How to complete this task: Would you copy only the lines below, beginning with the one that contains "Decode this image" and running through the last entry line?

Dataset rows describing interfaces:
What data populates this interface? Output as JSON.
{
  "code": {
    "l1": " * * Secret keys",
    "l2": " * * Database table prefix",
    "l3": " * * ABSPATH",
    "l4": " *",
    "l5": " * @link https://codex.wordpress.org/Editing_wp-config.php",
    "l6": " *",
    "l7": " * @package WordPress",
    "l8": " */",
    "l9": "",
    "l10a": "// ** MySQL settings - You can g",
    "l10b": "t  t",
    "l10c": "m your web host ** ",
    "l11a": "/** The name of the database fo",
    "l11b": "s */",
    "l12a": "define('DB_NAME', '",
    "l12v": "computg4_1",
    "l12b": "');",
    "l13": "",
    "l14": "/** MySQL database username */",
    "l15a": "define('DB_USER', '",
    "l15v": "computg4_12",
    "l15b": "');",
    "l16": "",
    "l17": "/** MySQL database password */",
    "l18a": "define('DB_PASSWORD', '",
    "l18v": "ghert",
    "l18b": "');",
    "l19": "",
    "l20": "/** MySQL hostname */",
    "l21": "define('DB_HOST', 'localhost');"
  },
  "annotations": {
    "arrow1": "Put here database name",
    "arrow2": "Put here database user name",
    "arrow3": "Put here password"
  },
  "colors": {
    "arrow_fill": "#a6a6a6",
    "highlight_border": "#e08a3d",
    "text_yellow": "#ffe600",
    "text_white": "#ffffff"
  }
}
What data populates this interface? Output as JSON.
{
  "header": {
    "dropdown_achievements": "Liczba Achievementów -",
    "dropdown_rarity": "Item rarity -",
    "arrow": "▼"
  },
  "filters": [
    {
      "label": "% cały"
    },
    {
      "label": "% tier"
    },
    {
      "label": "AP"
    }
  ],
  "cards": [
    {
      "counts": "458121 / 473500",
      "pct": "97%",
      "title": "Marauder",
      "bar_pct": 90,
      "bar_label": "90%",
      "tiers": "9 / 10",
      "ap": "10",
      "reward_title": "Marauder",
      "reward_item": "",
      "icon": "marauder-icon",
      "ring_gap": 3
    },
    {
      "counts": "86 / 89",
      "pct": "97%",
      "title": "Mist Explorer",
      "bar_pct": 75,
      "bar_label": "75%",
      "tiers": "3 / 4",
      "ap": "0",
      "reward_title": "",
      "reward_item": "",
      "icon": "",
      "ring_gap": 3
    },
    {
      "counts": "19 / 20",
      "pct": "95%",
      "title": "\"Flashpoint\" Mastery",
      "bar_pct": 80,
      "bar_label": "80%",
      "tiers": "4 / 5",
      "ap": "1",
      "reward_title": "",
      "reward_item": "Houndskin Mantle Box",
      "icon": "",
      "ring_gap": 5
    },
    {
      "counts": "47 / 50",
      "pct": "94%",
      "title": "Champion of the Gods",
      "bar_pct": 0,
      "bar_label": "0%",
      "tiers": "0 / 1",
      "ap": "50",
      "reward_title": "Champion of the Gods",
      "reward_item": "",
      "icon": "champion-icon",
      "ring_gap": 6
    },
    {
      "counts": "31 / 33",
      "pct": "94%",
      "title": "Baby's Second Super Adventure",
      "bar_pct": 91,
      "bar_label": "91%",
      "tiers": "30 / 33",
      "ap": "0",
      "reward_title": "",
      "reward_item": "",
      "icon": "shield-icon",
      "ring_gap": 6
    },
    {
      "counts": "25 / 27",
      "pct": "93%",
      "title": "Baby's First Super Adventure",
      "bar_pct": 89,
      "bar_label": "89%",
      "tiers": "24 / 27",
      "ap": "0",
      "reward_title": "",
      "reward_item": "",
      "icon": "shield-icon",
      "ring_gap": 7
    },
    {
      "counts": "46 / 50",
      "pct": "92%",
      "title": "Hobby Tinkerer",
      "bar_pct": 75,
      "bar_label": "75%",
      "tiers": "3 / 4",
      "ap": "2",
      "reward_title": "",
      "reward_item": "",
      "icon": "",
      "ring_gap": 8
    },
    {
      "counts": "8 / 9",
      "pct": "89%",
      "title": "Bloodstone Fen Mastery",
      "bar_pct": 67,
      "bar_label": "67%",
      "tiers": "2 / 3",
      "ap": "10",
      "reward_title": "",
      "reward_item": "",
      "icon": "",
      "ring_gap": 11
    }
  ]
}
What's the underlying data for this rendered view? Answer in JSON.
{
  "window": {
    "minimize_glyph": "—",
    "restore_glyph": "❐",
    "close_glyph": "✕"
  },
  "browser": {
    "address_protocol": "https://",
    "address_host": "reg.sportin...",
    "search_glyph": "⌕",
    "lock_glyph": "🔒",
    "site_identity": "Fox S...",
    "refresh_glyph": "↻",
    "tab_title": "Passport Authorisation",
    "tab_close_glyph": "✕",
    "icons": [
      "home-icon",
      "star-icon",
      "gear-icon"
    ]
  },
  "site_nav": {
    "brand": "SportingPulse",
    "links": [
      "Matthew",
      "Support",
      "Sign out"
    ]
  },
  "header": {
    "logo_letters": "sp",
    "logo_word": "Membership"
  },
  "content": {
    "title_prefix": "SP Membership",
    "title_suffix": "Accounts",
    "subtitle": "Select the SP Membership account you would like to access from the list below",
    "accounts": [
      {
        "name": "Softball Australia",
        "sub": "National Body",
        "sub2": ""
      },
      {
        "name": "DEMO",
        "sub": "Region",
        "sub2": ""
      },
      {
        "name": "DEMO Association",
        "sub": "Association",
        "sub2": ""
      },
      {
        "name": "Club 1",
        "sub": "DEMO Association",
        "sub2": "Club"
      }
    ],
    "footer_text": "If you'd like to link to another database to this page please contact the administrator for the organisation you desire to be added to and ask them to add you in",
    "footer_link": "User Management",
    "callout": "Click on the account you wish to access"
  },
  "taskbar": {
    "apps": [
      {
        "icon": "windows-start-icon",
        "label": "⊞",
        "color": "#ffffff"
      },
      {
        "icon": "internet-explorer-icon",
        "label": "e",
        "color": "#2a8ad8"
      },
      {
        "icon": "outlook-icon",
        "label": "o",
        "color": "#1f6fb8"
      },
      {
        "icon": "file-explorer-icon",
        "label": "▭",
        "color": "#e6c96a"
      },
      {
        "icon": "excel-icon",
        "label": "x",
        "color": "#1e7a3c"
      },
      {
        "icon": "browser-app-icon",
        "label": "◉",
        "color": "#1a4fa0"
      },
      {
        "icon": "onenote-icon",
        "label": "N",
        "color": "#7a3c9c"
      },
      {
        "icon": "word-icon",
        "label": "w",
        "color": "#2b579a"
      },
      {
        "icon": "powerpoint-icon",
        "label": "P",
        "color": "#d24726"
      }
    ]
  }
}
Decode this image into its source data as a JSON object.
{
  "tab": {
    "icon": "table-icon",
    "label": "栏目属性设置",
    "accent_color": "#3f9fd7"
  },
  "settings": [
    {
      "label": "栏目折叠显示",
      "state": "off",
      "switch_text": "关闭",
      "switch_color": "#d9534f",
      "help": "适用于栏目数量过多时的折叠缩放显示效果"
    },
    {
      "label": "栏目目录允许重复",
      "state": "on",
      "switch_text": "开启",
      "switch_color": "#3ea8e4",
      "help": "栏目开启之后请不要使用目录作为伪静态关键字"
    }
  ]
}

Task solution:
Decode this image into its source data as a JSON object.
{
  "tab": {
    "icon": "table-icon",
    "label": "栏目属性设置",
    "accent_color": "#3f9fd7"
  },
  "settings": [
    {
      "label": "栏目折叠显示",
      "state": "off",
      "switch_text": "关闭",
      "switch_color": "#d9534f",
      "help": "适用于栏目数量过多时的折叠缩放显示效果"
    },
    {
      "label": "栏目目录允许重复",
      "state": "on",
      "switch_text": "开启",
      "switch_color": "#3ea8e4",
      "help": "栏目开启之后请不要使用目录作为伪静态关键字"
    }
  ]
}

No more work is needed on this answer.